This is a trickier question than it may seem. You may not legally use our name to publicly solicit funds (in which case you are acting as an unauthorized "agent" of The Trust). Nor can we pay expenses of a fundraiser you host in order to raise money for your fund. However, you certainly can ask friends to contribute to your fund (say, in lieu of a Christmas present to you, or in honor of your birthday).
Absolutely. What's often convenient for some donors is that we keep copies of our acknowledgements. When tax time rolls around and you can't find your original, we'll send you a copy.
Funds may be established with the following: cash, securities traded on major exchanges, closely held stock, mutual fund shares, retirement plan assets, interests in limited partnerships, literature copyrights, and movie and television rights. We are skilled at evaluating unusual assets and have the flexibility to accommodate them when suitable for charity.
If you want to give cash, make your check payable to "Community Funds, Inc." and write the name of the fund on the memo portion of the check.
Many donors prefer to contribute appreciated securities (since you receive the deduction for the current value, and pay no capital gains). If that's the case, we'd be happy to send you a memo explaining how to transfer the securities to our account, where we will then give instructions to sell them and remit the proceeds to your fund.
Non-publicly traded securities
Non-publicly traded securities may also be appropriate gifts. For these, please contact our counsel, Jane Wilton, at (212) 686 - 2563. She can determine whether we can accept the gift and walk you through the process.
There are three ways to create a permanent endowment:
- You can leave principal in your donor-advised fund
- You can add to your fund by bequest
- You can create a fund by bequest
For more information, please visit: Giving Today, Build for Tomorrow.
Find out more about funding the future:
This is often done. In order for us to do so, however, there must be the total amount of the grant in the fund at the time our commitment is made.
Private foundations and community foundations are precluded from paying someone else's legal obligations. If you have made a pledge (by signing a commitment) we cannot make a grant fulfilling that obligation. However, if there isn't a pre-existing pledge, we'd be happy to make a grant for your university's annual campaign, and if you let us know, we'll ask that it be specifically credited to your class's gift.

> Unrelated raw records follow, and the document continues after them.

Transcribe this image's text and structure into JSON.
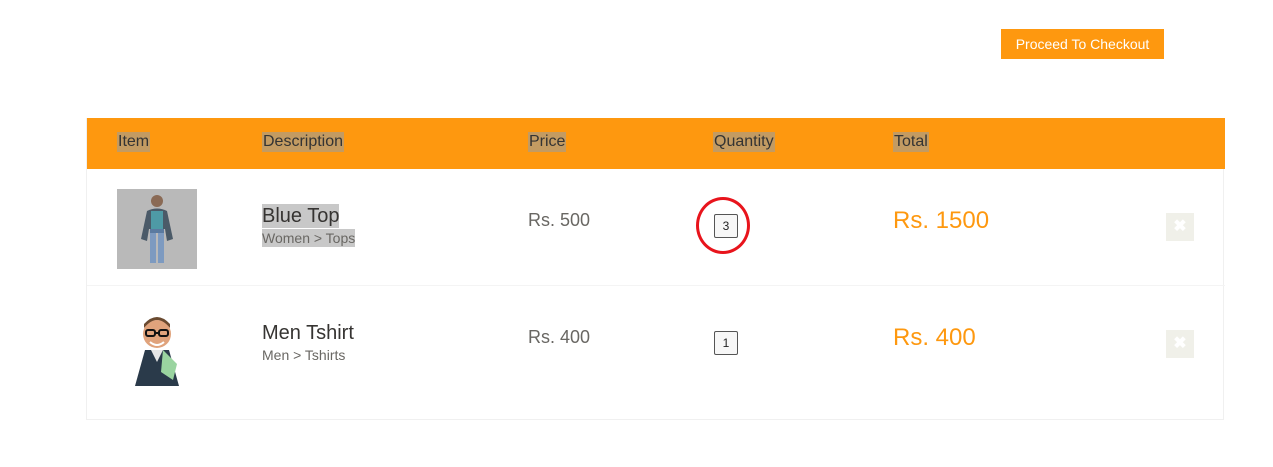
{
  "checkout_button": "Proceed To Checkout",
  "table": {
    "headers": {
      "item": "Item",
      "description": "Description",
      "price": "Price",
      "quantity": "Quantity",
      "total": "Total"
    },
    "rows": [
      {
        "name": "Blue Top",
        "category": "Women > Tops",
        "price": "Rs. 500",
        "quantity": "3",
        "total": "Rs. 1500",
        "delete_icon": "close-icon",
        "image": "product-image-blue-top"
      },
      {
        "name": "Men Tshirt",
        "category": "Men > Tshirts",
        "price": "Rs. 400",
        "quantity": "1",
        "total": "Rs. 400",
        "delete_icon": "close-icon",
        "image": "product-image-men-tshirt"
      }
    ]
  },
  "colors": {
    "accent": "#fe980f",
    "annotation": "#e8141c"
  }
}
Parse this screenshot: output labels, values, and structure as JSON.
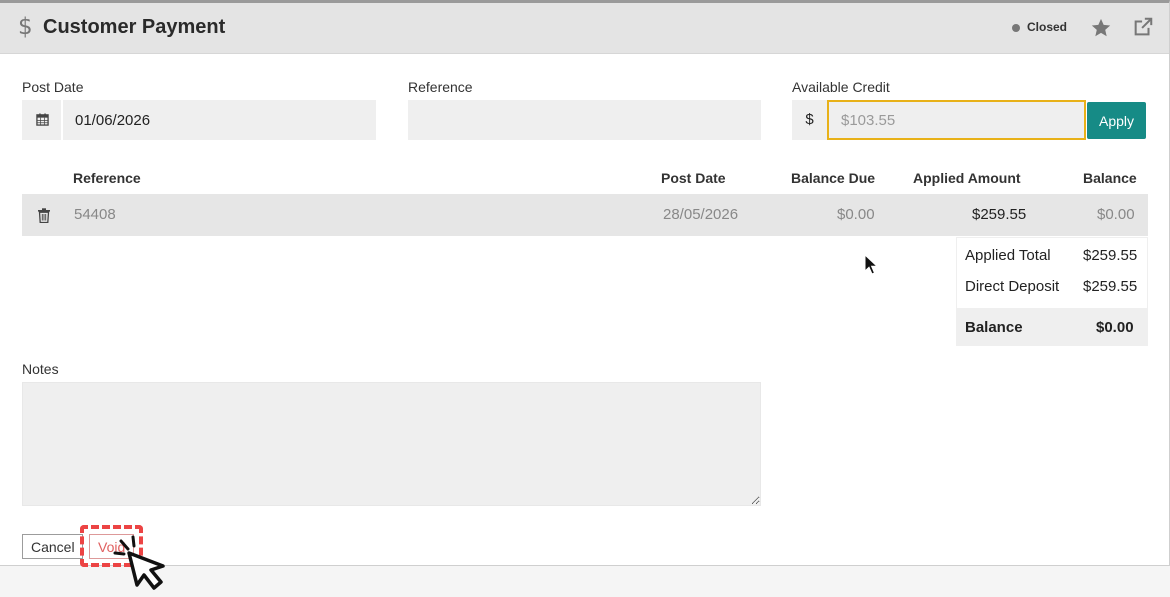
{
  "header": {
    "title": "Customer Payment",
    "status": "Closed",
    "status_color": "#777777",
    "icons": [
      "dollar-icon",
      "star-icon",
      "external-link-icon"
    ]
  },
  "form": {
    "post_date_label": "Post Date",
    "post_date_value": "01/06/2026",
    "reference_label": "Reference",
    "reference_value": "",
    "available_credit_label": "Available Credit",
    "currency_symbol": "$",
    "available_credit_placeholder": "$103.55",
    "apply_label": "Apply"
  },
  "table": {
    "columns": [
      "Reference",
      "Post Date",
      "Balance Due",
      "Applied Amount",
      "Balance"
    ],
    "rows": [
      {
        "reference": "54408",
        "post_date": "28/05/2026",
        "balance_due": "$0.00",
        "applied_amount": "$259.55",
        "balance": "$0.00"
      }
    ]
  },
  "totals": {
    "applied_total_label": "Applied Total",
    "applied_total_value": "$259.55",
    "direct_deposit_label": "Direct Deposit",
    "direct_deposit_value": "$259.55",
    "balance_label": "Balance",
    "balance_value": "$0.00"
  },
  "notes": {
    "label": "Notes",
    "value": ""
  },
  "actions": {
    "cancel_label": "Cancel",
    "void_label": "Void"
  },
  "colors": {
    "accent": "#168b86",
    "focus_border": "#e8b118",
    "highlight": "#ec4444"
  }
}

While it is certainly a charitable impulse, it is not seen by the tax code as a deductible activity, and therefore we can't write a check at your request to a needy individual. We can, and do, however, make grants to hundreds of organizations that provide shelter, food, and other necessities for the needy.
As a matter of policy, our board has decided not to permit such transfers.

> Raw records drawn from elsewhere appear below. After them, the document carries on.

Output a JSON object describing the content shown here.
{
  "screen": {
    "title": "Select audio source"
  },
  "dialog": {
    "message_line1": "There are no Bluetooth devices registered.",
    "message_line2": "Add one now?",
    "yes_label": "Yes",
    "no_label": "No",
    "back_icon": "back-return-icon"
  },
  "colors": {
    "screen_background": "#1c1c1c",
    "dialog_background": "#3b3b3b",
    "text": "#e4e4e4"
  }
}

We do not make grants to nonprofits outside the United States. Many major foreign organizations have established "American Friends of..." and these, because they are based in the U.S. and follow regulations governing U.S. charities, are often good substitutes for direct support. Proposed legislation may make it impossible to make foreign grants from donor-advised funds.
Currently, we offer three investment vehicles for Community Funds, Inc.
- A money market fund for donors who anticipate making grants with a substantial portion of the funds they establish.
- An investment pool of managed accounts in several asset classes for donors with a longer-term orientation.
- A mutual fund pool consisting largely of a bond fund for donors who want current income.
Read more about these investment options here »
Funds held in trust are not part of Community Funds, Inc. The trusts are invested in balanced accounts, using the proprietary equity and fixed income vehicles of each trustee bank.
From time to time, as circumstances warrant, you may ask us to change the investment, but please remember the money you have given us to establish a fund legally becomes our money, and while mindful of your interests or concerns, our decision on appropriate investment vehicles must remain the final one.